||Philip K Dick graduated from Berkley High School class of 1947 with future science fiction writer Ursula (Kroeber) Le Guin, but they didn't know each other.
||Philip K Dick got the idea for "Do Androids Dream of Electric Sheep?" when he found an Auschwitz Nazi Officer's Diary in the Stacks of his University's Library. It read "The screaming of children keeps me awake", so Philip K Dick decided the man had become an Android.
||In 2005, scientists created an android with a head resembling Philip K. Dick that was programmed to respond to queries with responses appropriate to the author. The android also could "recognize" friends and family. When "introduced" to Dick's daughter Isolde ("Isa") Dick Hackett, the android launched into a tirade denouncing her mother, Nancy Hackett. Isa found the experience to be unpleasant. The head of the android eventually was lost during a trip on an airliner. The android was flying to Santa Ana, California, where Dick died in 1982, which Isa found to be a fitting end for her tormentor.
||Buried in Riverside Cemetery, Fort Morgan, Morgan County, Colorado, USA Plot: Section K, block 1, lot 56.
||Biography in: "The Scribner Encyclopedia of American Lives." Volume One, 1981-1985, pages 231-233. New York: Charles Scribner's Sons, 1998.
||The story "Minority Report" by Philip K. Dick was originally adapted as a sequel to Viska prisiminti (1990) by writers Ronald Shusett and Gary Goldman, later joined by Robert Goethals. The setting was changed to Mars with the Precogs being people mutated by the Martian atmosphere, as established in the first film. The main character was also changed to Douglas Quaid, the man played by Arnold Schwarzenegger. The project eventually fell apart but the writers, who still owned the rights to the original story, rewrote the script, removing the elements from Total Recall (1990). This script was eventually tossed out when novelist Jon Cohen was hired in 1997 to start the project over from scratch. The only original element from the early script which made it to the final Minority Report (2002) film is the sequence in the car factory, an idea that Steven Spielberg loved.
||Before he died, he saw about 20 minutes of Blade Runner (1982), mostly-completed special effects shots with some sound effects and no music. Dick, who had been cynical about it beforehand, left the screening pleasantly stunned with what he had seen.
||Biography/bibliography in: "Contemporary Authors." New Revision Series, Vol. 132, pp. 125-132 (as David Cornwell). Farmington Hills, MI: Thomson Gale, 2005.

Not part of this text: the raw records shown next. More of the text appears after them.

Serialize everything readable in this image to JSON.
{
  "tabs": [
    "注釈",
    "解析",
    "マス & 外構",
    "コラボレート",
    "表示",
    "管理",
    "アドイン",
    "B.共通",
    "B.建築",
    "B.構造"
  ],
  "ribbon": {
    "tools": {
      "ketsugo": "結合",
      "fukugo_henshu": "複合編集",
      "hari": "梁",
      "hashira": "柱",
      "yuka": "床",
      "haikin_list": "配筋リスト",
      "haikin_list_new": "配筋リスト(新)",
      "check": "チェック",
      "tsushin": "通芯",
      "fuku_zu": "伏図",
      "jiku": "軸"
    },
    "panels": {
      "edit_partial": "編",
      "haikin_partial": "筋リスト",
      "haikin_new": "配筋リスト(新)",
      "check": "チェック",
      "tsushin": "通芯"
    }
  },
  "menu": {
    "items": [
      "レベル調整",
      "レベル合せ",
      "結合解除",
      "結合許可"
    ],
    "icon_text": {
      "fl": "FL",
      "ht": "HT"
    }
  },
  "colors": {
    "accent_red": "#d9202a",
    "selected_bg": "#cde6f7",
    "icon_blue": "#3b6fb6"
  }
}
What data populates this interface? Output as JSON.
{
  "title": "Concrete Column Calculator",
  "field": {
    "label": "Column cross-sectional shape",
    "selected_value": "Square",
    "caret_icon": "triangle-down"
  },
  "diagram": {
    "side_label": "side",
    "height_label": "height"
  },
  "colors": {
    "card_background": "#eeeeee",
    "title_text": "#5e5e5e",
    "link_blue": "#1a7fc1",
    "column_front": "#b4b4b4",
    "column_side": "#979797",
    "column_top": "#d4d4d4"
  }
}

||A recurrent motif in many of Dick's stories involves the collapse of an artificial reality; the main character discovers that his entire world has been mechanically imposed on his psyche and that "reality" is vastly different. Other uses of "alternate realities" also figure in some of his novels and stories.
||Several of his stories involve chasing/running. Examples include: Blade Runner (1982), Viska prisiminti (1990), Impostor (2001), and Minority Report (2002).